(Exercise inputs Opens)

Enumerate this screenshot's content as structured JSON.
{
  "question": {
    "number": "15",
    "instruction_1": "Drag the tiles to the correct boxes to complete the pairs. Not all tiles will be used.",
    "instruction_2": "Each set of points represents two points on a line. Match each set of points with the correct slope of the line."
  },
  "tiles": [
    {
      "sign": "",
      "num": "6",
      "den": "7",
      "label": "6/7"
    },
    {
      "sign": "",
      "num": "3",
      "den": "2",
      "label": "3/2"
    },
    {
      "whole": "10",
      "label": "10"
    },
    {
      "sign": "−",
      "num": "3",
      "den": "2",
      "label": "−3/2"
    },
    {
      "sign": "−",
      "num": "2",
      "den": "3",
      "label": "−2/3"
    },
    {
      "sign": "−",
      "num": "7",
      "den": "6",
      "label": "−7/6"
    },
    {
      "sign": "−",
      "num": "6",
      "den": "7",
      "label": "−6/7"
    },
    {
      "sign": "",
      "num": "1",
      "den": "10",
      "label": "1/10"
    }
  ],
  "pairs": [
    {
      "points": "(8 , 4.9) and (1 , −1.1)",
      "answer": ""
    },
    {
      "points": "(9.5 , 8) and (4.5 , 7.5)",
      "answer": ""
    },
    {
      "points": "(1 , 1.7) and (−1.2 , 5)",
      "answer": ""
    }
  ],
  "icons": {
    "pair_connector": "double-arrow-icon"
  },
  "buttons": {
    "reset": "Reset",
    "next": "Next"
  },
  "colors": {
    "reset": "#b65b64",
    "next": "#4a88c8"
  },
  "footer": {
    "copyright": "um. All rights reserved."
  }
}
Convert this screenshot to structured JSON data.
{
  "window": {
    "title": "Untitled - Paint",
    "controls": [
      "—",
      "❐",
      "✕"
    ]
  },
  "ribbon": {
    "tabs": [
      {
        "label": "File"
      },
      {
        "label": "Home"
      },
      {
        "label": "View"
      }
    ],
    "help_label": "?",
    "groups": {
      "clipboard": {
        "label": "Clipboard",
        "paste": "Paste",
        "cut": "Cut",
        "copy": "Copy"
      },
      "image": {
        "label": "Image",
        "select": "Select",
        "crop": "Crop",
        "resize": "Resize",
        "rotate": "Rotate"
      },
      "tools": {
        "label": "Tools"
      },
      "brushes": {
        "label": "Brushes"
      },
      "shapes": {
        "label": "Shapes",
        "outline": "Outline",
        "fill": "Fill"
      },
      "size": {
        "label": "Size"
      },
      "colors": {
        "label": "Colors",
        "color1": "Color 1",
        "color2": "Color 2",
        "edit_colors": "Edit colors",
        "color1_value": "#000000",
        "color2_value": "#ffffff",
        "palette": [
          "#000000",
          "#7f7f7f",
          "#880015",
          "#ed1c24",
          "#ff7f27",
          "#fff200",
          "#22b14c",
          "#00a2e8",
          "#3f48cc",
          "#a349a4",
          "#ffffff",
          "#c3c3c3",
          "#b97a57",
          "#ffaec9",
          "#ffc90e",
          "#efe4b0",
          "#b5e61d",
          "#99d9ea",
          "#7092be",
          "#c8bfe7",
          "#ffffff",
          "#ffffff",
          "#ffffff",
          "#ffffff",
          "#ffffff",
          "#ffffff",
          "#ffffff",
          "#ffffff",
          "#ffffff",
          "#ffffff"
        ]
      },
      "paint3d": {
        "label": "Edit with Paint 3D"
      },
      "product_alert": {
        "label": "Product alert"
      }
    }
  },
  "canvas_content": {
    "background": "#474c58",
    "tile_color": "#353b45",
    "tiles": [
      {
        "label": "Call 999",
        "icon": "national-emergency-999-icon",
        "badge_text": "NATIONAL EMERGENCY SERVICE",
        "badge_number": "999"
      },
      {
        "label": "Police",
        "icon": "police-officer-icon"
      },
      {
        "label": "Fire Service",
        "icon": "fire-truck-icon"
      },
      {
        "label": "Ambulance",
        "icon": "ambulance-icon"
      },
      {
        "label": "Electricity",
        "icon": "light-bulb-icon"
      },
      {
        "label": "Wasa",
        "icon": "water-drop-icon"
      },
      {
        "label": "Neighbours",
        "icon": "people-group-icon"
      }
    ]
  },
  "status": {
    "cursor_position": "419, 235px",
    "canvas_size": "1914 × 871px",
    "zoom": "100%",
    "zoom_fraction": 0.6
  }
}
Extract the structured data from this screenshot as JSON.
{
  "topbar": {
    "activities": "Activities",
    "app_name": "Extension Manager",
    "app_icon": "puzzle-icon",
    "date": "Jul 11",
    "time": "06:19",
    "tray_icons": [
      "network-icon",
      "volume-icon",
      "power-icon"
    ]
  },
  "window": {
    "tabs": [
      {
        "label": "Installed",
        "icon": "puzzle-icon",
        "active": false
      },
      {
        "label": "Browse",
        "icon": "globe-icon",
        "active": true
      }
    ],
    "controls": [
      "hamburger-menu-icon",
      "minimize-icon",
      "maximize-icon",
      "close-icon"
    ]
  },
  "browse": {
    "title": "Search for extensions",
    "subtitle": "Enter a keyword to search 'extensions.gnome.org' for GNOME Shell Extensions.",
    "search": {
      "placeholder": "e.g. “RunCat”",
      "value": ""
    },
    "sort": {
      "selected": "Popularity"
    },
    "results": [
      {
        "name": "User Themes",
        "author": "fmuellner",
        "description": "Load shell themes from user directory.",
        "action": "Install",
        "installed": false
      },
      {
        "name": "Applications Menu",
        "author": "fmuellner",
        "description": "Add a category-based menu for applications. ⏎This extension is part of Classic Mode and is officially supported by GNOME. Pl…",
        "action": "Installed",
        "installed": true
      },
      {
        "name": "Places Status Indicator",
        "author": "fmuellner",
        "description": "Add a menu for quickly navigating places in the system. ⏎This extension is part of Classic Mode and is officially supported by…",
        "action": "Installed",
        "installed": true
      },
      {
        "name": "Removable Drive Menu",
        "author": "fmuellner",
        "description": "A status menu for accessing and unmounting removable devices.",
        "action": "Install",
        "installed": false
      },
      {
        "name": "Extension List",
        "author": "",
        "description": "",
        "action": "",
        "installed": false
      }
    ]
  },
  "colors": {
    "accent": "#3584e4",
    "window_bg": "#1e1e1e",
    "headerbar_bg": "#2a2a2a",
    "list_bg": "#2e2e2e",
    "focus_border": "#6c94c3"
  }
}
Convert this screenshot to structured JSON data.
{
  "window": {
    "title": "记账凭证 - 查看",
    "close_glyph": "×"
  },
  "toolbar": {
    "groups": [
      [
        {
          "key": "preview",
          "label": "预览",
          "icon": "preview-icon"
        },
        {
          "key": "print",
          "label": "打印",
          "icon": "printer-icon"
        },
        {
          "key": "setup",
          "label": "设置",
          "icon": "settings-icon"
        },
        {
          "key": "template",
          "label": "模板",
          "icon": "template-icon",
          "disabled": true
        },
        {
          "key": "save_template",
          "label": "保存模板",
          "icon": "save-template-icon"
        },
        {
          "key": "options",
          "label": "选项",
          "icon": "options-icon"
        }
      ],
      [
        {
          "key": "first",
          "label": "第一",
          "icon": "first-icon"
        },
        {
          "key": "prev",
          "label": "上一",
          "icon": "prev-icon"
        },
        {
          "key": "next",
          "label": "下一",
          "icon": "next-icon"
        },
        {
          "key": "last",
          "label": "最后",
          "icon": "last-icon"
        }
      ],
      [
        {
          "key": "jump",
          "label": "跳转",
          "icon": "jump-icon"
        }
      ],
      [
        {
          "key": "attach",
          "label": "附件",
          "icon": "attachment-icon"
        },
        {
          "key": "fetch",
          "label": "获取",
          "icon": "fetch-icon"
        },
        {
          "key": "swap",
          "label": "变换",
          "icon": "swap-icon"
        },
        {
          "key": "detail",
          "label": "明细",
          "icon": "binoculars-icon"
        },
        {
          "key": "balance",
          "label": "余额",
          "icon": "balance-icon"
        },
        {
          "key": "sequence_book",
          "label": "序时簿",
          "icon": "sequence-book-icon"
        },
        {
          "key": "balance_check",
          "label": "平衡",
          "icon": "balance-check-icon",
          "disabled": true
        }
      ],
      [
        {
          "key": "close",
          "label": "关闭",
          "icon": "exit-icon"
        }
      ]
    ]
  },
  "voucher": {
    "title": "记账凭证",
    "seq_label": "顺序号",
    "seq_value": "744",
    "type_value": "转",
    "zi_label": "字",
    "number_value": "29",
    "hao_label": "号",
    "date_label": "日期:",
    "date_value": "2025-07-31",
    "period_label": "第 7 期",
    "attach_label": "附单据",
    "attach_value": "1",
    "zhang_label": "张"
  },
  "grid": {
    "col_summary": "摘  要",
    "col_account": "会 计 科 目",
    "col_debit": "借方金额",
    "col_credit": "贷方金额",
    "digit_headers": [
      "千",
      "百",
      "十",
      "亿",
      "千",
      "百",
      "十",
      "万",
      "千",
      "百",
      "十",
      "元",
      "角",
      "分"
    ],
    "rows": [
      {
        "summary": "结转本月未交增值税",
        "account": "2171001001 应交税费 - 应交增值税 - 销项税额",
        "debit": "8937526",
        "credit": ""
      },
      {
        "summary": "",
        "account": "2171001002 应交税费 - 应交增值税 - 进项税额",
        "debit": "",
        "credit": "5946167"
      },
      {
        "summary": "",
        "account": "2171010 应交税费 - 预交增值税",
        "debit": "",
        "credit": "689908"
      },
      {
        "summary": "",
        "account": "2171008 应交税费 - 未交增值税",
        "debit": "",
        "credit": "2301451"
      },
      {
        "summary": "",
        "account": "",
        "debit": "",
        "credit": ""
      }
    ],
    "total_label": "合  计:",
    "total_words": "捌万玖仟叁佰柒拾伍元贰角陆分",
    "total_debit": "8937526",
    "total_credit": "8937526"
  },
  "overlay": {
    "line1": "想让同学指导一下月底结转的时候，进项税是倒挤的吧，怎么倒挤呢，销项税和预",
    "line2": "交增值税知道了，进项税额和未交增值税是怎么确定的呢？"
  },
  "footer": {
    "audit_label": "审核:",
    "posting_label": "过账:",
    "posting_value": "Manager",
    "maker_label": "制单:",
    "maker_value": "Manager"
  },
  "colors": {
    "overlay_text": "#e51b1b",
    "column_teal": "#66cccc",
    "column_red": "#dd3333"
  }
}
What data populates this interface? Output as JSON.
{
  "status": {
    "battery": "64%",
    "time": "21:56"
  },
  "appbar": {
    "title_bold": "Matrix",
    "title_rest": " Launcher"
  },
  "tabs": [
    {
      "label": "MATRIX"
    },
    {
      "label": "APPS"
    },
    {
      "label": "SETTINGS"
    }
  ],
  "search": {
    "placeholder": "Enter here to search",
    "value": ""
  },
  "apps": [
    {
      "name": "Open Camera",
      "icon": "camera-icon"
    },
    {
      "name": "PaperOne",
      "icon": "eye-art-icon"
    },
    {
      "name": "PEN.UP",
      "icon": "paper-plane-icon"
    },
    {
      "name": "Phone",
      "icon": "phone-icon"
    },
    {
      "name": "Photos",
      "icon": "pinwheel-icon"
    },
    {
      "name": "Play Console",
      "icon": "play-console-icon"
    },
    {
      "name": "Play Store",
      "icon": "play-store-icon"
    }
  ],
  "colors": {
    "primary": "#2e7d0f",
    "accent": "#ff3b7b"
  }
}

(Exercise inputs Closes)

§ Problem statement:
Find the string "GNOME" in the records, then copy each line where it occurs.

§ Task answer:
    "subtitle": "Enter a keyword to search 'extensions.gnome.org' for GNOME Shell Extensions.",
        "description": "Add a category-based menu for applications. ⏎This extension is part of Classic Mode and is officially supported by GNOME. Pl…",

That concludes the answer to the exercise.